Language-wise, this is a beautiful and inventive story. Simply from the section quoted above: "illegally buxom," "eyes like geometry," "angstified," "hips (that was similar to horizons)." But at the same time, it raises a valid complaint about post-modernism's weakness for style over substance, and again, from the section above, you've got improper grammar ("Was telling the dust-watcher") right alongside highfalutin (irony intentional) words ("femininity and pulchritude"), to say nothing about the repetition of descriptions ("eyes like geometry" and "hips [that was similar to horizons]" are great; "limpid and Euclidean eyes" and "relating the shape of Glory Joy's hips to the tight curve of the distant Big Dirt horizon" aren't very good). I don't mean to dwell on the technical, because I do believe that Wallace does usually work toward something more -- particularly in his essays -- this tale which seems to get away from him. While "Lyndon" was stifled by its realism, "John Billy" is over-amplified by its increasingly surreal elements. 

At first, these exaggerations are commendable: they're the mark of an excitable narrator in the throes of urban legendry, a man who -- for the service of his town and his friend -- amplifies actual history in the same way in which Homer Simpson, in one episode, is described as a master-fisherman with arms the size of tree trunks. The man must become the myth, and this story is filled with the strengths and weaknesses of the oral (Greek) tradition: rich history giving way to sad repetition. So we get things like this: "C. Nunn Jr. brought down the whole stadium house, solved the runner-plus-interference problem at our ten's Enid sideline by tackling the huge cow-boys, the low Canadian kicker, the inhumanly fast nigra, three Enid cheerleaders, a referee, and one ten-gallon cooler of Enid Gatorade, all at one cataclysmic time." Hyperbole, meet history.

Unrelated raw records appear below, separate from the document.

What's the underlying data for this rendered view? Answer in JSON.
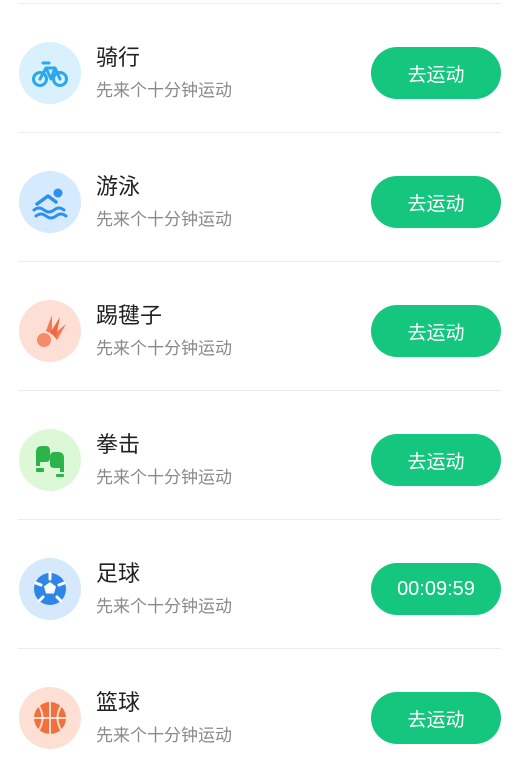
{
  "items": [
    {
      "title": "骑行",
      "subtitle": "先来个十分钟运动",
      "action": "去运动",
      "icon": "bicycle-icon",
      "icon_bg": "#d9f0fd",
      "icon_color": "#2aa8ee"
    },
    {
      "title": "游泳",
      "subtitle": "先来个十分钟运动",
      "action": "去运动",
      "icon": "swimming-icon",
      "icon_bg": "#d6eafe",
      "icon_color": "#2b90ef"
    },
    {
      "title": "踢毽子",
      "subtitle": "先来个十分钟运动",
      "action": "去运动",
      "icon": "shuttlecock-icon",
      "icon_bg": "#fddfd6",
      "icon_color": "#f2673c"
    },
    {
      "title": "拳击",
      "subtitle": "先来个十分钟运动",
      "action": "去运动",
      "icon": "boxing-glove-icon",
      "icon_bg": "#dcf8d6",
      "icon_color": "#2cb34a"
    },
    {
      "title": "足球",
      "subtitle": "先来个十分钟运动",
      "action": "00:09:59",
      "icon": "soccer-ball-icon",
      "icon_bg": "#d6e8fb",
      "icon_color": "#2f86e6"
    },
    {
      "title": "篮球",
      "subtitle": "先来个十分钟运动",
      "action": "去运动",
      "icon": "basketball-icon",
      "icon_bg": "#fddfd3",
      "icon_color": "#f0703e"
    }
  ],
  "colors": {
    "accent": "#15c67e",
    "title_text": "#222222",
    "subtitle_text": "#8a8a8a",
    "divider": "#ececec"
  }
}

But then the story catches up to the present, with John Billy -- joined now by Glory Joy -- telling Simple Ranger how Nunn's oil-bought sheep ranch was beset by the jealous T. Rex Minogue (whose father founded the town); how Nunn's quest for revenge led to a very serious car accident in which Nunn's eyes popped out of his head and he went into an apocalyptic moral coma of rage; and how Nunn still suffers from relapses, both of eye-popping and Armageddon-like anger, the latest of which has led him once again to face T. Rex, the result of which nobody knows, since Nunn's disappeared. In comes, of course, T. Rex, wheelchair-bound and with death literally written in his eyes (in cursive, apparently: "IMPENDING" in one eye and "DOOM, CANCER" in the other), to give us an ending, an ending in which Nunn suddenly becomes Ranger, the entire community (which has been steadily gathering in the bar) begins to levitate, and Something Metaphysical (or "meadowphysical") Is Said But Not Understood:
we all, me and civilians and Woman and old lone listening sky-eyed Ranger, we all crossed the thin line and slept. Aloft. How we dreamed a community dream of Chuck and Mona May Nunn's good luck boy Chuck Junior, riding his own mixer and might and absent purpose high, chasing a temper, a Daddy, Simple Ranger's DeSoto and farm, an everything of flora, sheep, soil, light, elements, through the windy fire of Oklahoma's roaring, watching stars. Now go on and ask me if we wasn't sorry we ever woke up. Go on.

Are they sorry, then, that they've woke up to what T. Rex apparently showed an eye-drooping C. Nunn Jr.? That is, that the land they treasure and value, their life itself, is so blank and meaningless and wrought of nothing lasting save dust? (This, of course, is foreshadowed in what we know of Simple Ranger, who has spent forty years in isolation, watching the dust for signs of danger.) Or are they sorry that, after finally falling asleep together as a community, creating this new world out of stories, effectively rewriting the past to suit their own purposes, they are now reminded by death's cruel knocks, of what reality really looks like? Given the gradual shifting from the realistic to the mythic to the absurd, "Johny Billy" is attempting the latter, doing its level-headed best to show what is good and bad about stories, but suffers at the cost of making its own point, for, in fact, going that far. At the very least, it's not unenjoyable to read, and it's yet one more side of an early Wallace, one still trying to find his voice.

No comments: